Familial abuse and neglect:
Abuse or neglect performed by a parent, guardian, or member of the family
Guidance and touch policy:
The policy your program has developed that describes the boundaries of acceptable and unacceptable discipline procedures and ways of touching children
Institutional abuse and neglect:
Abuse or neglect that takes place outside of the child’s home and is performed by someone in a supervisory role over the child (teacher, scout leader, etc.)
Failure by a caregiver to provide needed, age-appropriate care although financially able to do so or offered financial or other means to do so (U.S. Department of Health and Human Services, 2007)
Physical abuse:
Non-accidental trauma or injury
Sexual abuse:
The involvement of a child in any sexual touching, depiction, or activity


Which of the following scenarios might make you suspect child abuse or neglect? 
True or false? Parents are the only people who abuse or neglect children. 
A mobile infant comes in with new bruises. What should you do first? 
Which of the following is not an example or sign of institutional abuse or neglect? 
Which of the following is not a sign of familial abuse or neglect? 
References & Resources

Center for the Study of Social Policy. (2018). Strengthening Families: A Protective Factors Framework. Retrieved from

Centers for Disease Control and Prevention. (2013). Violence Prevention. Retrieved from:

Military One Source. (n.d.). Military Family Advocacy Programs. Retrieved from

Seibel, N. L., Britt, D., Gillespie, L. G., & Parlakian, R. (2006). Preventing Child Abuse and Neglect. Washington, DC: Zero to Three: Center for Infants, Toddlers and Families.

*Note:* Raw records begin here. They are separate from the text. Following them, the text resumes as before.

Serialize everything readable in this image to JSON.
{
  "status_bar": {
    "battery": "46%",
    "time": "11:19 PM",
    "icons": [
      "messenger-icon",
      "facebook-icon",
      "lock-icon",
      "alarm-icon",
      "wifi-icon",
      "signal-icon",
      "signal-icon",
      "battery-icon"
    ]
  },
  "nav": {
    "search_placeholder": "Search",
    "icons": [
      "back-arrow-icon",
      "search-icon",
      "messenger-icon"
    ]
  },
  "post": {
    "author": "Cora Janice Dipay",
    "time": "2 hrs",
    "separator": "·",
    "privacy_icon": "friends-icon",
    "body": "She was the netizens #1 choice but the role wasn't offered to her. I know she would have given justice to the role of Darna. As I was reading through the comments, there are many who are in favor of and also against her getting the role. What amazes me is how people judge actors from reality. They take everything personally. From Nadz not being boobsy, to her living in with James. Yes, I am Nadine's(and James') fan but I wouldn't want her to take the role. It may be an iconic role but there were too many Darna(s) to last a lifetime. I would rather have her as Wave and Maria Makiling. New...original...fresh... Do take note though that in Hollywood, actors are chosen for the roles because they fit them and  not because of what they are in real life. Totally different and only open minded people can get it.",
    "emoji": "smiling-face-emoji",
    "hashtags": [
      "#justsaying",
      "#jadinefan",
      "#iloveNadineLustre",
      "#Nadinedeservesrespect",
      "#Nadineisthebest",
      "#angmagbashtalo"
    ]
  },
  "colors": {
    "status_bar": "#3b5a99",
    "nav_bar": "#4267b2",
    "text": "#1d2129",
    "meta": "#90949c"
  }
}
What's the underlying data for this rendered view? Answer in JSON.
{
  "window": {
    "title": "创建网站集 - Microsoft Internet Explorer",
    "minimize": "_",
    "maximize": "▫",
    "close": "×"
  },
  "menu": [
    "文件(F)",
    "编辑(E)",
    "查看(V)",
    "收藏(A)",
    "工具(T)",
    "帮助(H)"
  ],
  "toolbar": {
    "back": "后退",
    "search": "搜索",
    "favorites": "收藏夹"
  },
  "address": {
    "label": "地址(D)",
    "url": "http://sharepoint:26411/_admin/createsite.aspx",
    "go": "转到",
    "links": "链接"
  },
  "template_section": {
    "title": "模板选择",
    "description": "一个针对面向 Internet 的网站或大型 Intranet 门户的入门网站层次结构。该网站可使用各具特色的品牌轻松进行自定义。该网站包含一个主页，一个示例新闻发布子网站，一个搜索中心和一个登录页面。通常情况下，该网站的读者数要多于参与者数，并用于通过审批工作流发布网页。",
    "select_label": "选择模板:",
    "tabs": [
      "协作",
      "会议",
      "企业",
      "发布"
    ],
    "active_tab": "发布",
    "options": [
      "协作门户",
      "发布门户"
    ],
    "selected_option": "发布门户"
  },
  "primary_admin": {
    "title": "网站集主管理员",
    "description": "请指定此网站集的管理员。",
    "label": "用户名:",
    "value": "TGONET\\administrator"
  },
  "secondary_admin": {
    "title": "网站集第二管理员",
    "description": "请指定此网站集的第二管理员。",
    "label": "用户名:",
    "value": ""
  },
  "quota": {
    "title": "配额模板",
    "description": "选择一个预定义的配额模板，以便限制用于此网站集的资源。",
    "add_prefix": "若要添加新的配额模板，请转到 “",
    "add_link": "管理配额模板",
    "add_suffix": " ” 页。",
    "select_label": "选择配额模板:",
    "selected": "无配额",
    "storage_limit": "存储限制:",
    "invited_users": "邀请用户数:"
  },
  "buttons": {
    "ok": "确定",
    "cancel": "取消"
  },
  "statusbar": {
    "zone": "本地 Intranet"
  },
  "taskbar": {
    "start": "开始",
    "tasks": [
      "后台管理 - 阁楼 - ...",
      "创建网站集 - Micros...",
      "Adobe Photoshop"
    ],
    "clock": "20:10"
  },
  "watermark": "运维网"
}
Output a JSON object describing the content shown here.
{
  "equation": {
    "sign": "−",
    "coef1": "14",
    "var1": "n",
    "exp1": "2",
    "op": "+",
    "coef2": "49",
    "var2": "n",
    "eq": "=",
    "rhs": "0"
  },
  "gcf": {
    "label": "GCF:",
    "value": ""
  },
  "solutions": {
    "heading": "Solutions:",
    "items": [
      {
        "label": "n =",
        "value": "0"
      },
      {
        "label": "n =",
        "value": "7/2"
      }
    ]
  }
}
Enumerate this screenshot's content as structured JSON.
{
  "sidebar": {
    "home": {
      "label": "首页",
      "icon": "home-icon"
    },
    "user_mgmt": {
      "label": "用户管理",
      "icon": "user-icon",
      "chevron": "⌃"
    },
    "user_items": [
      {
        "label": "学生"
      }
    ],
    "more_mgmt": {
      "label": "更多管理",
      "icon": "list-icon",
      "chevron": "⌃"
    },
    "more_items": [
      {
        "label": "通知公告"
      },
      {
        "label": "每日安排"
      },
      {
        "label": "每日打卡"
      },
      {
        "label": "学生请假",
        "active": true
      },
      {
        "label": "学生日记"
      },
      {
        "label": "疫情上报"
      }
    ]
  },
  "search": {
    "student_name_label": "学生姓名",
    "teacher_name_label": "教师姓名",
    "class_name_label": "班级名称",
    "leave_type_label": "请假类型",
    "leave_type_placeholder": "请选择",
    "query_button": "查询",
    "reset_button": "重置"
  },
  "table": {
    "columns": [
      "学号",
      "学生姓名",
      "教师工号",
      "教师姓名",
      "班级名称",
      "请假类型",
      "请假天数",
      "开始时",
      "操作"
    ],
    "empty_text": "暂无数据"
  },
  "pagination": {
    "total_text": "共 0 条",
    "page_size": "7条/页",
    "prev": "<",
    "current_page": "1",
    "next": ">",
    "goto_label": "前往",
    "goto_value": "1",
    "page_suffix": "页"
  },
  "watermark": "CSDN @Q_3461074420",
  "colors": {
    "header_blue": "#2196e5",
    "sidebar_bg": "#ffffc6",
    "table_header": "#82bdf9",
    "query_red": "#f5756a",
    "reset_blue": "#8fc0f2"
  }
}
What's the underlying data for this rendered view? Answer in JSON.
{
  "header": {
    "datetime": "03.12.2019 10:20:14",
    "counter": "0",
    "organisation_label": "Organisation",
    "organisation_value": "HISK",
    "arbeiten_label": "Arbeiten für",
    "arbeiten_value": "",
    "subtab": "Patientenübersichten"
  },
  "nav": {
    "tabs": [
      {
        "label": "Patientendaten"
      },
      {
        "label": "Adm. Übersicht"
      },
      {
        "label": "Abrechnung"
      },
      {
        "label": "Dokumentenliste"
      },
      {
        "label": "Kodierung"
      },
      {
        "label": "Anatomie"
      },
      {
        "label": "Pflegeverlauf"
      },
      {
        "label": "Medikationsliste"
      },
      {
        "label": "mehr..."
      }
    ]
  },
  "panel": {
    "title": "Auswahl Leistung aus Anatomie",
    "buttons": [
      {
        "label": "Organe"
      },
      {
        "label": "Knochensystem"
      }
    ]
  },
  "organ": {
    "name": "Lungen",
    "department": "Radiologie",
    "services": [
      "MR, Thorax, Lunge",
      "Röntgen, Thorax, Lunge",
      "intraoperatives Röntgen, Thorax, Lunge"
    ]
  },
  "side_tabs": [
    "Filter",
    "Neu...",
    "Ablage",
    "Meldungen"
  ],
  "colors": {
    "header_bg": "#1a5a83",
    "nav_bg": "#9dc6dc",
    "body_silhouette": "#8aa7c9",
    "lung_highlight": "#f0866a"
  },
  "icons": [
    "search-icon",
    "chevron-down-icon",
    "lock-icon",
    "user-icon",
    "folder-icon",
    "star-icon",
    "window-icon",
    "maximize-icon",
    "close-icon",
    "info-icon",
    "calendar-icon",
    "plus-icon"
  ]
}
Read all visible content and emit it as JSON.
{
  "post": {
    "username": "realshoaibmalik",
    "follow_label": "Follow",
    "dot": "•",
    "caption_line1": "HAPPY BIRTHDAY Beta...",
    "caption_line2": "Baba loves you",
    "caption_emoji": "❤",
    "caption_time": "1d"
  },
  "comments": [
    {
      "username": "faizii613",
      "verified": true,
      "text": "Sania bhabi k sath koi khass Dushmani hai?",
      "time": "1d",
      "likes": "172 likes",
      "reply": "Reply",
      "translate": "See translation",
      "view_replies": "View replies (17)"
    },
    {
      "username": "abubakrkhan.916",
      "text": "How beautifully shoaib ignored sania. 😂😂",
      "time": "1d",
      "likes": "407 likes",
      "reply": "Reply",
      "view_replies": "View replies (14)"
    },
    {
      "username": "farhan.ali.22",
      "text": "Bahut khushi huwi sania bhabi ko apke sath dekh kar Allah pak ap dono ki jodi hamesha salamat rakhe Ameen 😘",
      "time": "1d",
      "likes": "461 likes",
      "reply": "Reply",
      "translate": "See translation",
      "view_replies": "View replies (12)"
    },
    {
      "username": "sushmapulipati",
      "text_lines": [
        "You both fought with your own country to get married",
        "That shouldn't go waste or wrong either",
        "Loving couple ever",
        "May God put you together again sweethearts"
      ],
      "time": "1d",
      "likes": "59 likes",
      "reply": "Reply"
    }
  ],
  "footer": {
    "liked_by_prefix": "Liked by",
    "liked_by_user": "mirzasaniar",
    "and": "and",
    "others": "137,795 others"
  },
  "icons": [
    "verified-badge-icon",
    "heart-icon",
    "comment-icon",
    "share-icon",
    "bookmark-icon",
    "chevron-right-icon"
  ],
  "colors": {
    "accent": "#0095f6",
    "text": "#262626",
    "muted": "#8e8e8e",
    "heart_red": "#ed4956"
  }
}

U.S. Department of Health and Human Services. (n.d.). Cyberbullying. Retrieved from